**TASK DESCRIPTION**:
Using the entries below, show all lines with the string "date".

**STORED DATA**:
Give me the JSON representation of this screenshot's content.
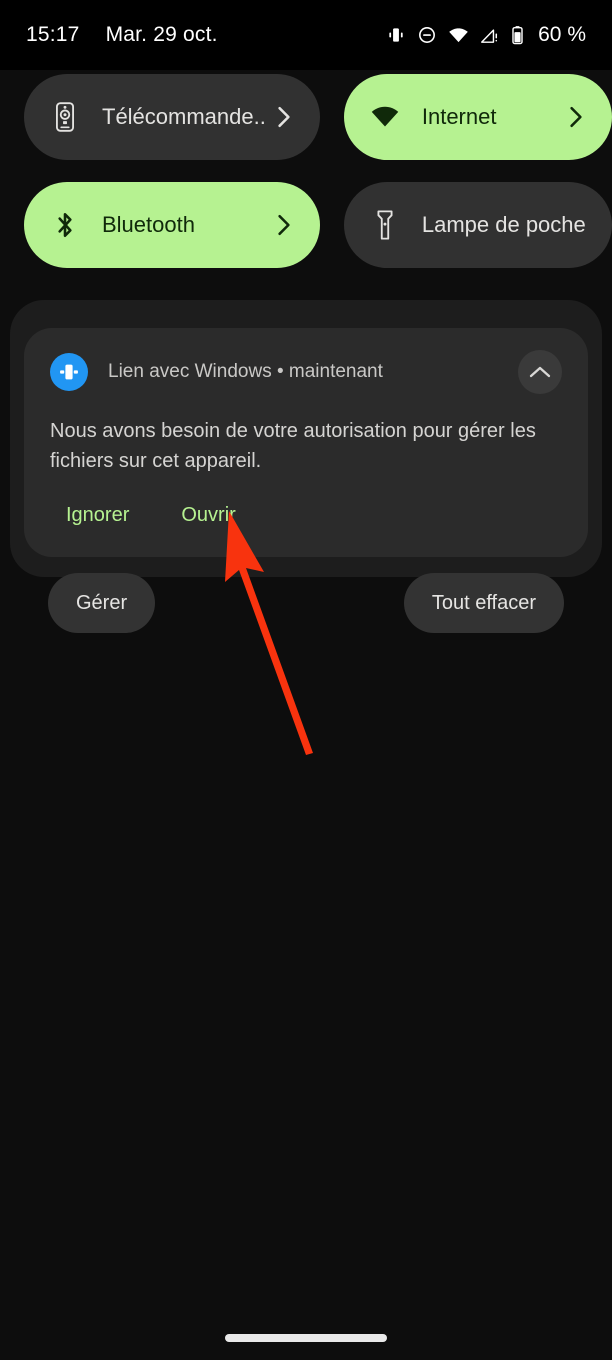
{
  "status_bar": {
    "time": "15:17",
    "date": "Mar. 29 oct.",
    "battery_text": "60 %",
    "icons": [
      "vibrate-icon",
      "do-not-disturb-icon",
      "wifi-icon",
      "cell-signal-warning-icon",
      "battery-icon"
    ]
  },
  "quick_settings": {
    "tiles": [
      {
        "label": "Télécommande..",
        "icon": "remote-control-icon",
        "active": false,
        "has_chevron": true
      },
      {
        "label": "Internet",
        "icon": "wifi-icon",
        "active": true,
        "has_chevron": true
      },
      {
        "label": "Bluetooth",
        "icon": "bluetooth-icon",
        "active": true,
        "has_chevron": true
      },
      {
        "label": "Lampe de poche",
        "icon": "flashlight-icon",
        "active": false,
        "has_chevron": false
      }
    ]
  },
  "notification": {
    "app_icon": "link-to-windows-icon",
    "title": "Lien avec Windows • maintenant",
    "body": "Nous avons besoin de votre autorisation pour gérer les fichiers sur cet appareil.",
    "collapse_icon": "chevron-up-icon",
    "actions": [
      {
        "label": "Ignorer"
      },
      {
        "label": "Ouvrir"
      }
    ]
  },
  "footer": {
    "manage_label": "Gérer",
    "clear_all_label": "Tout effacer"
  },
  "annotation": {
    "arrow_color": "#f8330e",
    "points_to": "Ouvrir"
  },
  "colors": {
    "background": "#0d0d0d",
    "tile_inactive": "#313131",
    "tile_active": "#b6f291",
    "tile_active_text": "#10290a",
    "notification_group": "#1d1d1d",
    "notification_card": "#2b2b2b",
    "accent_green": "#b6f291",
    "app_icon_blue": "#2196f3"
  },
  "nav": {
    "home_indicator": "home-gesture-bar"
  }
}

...

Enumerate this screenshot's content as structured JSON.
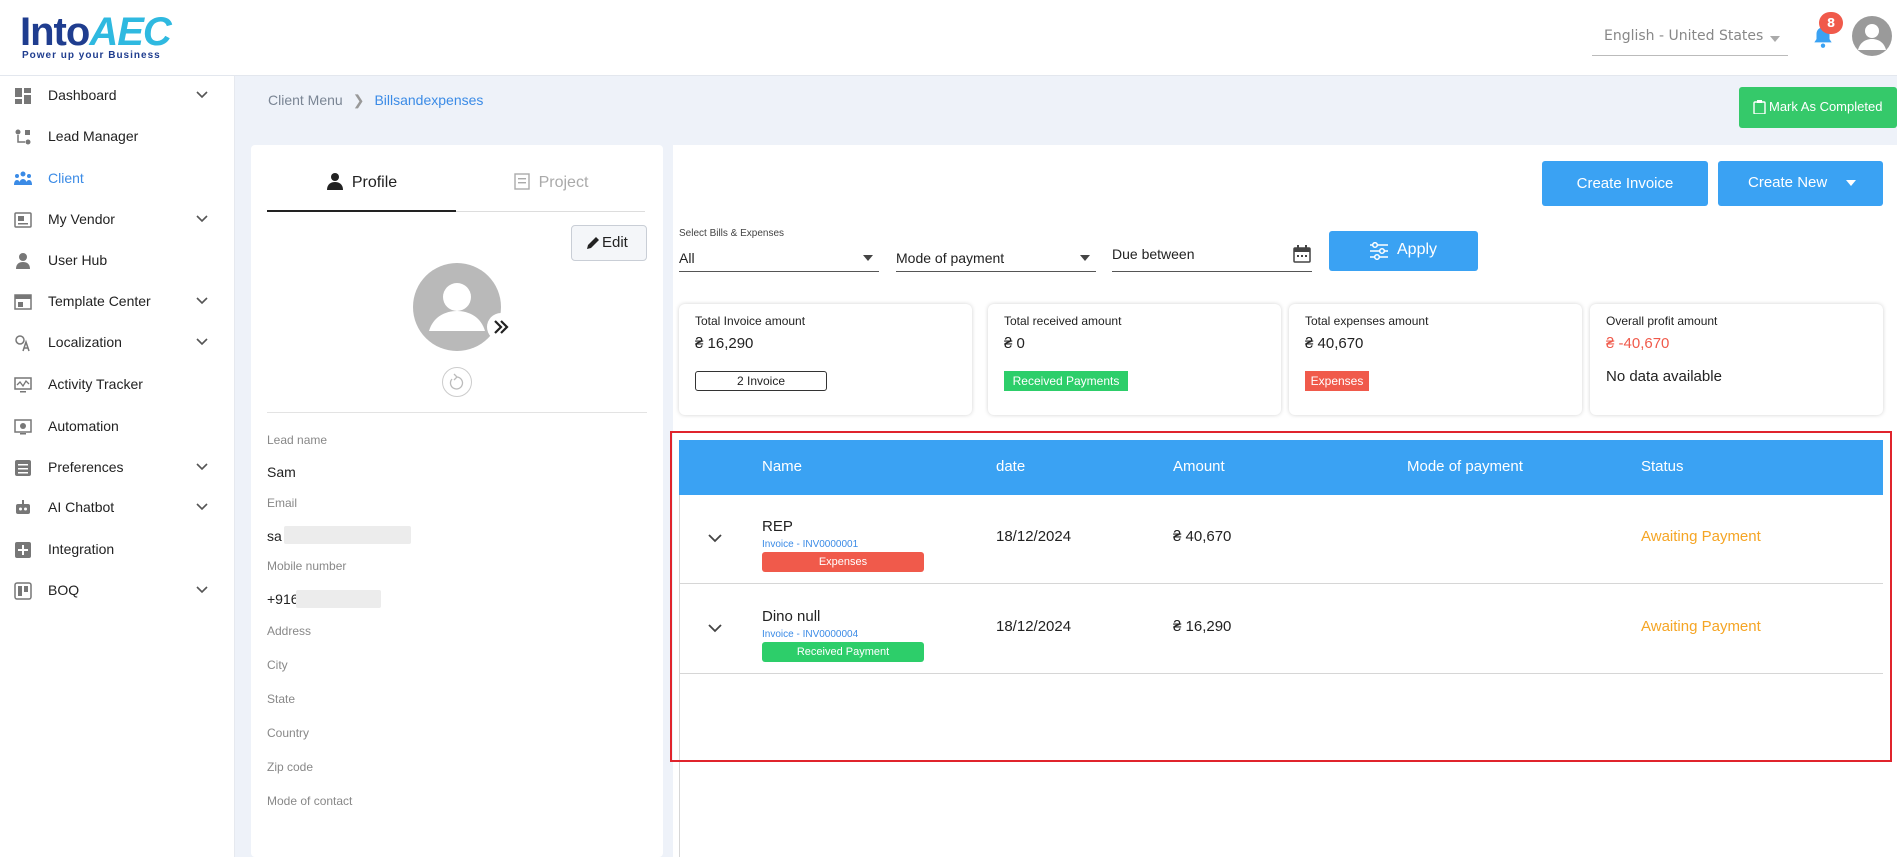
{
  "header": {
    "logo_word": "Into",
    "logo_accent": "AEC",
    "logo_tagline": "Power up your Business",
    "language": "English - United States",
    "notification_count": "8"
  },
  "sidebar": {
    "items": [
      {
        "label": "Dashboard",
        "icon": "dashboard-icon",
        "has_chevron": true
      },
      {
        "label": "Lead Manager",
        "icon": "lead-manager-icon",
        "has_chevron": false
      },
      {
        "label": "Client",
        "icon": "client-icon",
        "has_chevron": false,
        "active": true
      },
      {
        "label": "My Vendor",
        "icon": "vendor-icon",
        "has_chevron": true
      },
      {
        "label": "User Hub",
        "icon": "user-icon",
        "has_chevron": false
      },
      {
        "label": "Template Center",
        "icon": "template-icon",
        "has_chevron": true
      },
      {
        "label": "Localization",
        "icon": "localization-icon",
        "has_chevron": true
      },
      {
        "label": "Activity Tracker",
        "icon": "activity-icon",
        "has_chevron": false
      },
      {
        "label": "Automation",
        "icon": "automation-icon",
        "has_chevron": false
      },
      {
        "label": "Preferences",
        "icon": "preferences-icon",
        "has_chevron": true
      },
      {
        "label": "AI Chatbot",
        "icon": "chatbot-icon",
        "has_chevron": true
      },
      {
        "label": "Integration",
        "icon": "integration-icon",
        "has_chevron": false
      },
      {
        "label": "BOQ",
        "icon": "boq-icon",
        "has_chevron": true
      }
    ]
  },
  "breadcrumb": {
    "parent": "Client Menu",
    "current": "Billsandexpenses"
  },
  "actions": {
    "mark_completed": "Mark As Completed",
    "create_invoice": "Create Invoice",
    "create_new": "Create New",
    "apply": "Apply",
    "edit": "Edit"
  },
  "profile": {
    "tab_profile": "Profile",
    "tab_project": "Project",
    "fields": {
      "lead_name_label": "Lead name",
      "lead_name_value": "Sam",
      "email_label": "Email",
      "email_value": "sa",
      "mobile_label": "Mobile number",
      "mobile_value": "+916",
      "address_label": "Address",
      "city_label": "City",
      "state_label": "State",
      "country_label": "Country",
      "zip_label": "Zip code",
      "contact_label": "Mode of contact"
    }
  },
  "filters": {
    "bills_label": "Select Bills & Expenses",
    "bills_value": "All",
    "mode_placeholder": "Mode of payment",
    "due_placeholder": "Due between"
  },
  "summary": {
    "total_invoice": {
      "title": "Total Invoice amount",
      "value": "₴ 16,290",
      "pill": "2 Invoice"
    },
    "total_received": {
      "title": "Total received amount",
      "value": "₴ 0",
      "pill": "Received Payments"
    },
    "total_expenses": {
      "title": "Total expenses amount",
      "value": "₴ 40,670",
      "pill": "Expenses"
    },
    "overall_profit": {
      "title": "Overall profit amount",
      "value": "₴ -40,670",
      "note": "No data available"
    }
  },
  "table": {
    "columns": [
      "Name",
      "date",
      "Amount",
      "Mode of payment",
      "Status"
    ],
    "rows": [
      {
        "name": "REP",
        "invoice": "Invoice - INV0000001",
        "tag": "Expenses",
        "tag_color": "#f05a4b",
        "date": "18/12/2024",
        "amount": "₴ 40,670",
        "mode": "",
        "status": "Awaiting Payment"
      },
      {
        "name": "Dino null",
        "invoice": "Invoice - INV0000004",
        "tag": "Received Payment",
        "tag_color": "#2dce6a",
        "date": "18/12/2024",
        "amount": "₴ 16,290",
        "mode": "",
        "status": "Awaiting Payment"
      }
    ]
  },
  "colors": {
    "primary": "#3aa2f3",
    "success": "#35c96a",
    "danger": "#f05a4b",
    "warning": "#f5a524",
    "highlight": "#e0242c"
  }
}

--

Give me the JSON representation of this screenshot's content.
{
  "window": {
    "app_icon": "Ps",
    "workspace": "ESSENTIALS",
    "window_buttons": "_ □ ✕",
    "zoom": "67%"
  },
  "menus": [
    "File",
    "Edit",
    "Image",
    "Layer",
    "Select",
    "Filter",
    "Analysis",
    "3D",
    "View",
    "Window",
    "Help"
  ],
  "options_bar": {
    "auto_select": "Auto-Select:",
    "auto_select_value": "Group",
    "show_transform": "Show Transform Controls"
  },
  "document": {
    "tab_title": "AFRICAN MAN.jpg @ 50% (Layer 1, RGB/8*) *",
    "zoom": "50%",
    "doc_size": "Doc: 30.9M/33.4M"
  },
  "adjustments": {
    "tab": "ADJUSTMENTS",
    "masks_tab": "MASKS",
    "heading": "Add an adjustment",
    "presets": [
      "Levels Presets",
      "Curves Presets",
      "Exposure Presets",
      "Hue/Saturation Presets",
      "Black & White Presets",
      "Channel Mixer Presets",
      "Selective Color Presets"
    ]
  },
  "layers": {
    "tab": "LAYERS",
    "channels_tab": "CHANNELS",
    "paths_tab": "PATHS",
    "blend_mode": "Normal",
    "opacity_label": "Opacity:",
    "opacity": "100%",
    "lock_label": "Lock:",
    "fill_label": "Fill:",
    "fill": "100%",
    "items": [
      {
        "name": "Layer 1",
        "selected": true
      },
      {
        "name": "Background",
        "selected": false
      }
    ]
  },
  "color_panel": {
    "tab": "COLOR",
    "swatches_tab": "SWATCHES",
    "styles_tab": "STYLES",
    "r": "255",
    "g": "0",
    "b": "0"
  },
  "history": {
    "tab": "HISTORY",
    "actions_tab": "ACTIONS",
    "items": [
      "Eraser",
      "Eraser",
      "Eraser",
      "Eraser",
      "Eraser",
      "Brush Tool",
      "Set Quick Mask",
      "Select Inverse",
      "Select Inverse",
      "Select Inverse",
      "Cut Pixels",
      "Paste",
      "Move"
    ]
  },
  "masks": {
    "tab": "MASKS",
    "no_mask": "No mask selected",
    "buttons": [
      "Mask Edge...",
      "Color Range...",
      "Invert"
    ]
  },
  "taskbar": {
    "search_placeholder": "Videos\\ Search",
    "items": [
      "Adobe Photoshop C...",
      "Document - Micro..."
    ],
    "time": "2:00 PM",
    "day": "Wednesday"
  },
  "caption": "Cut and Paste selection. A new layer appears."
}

**EXPECTED ANSWER**:
    "date": "Mar. 29 oct.",
      "date",
        "date": "18/12/2024",
        "date": "18/12/2024",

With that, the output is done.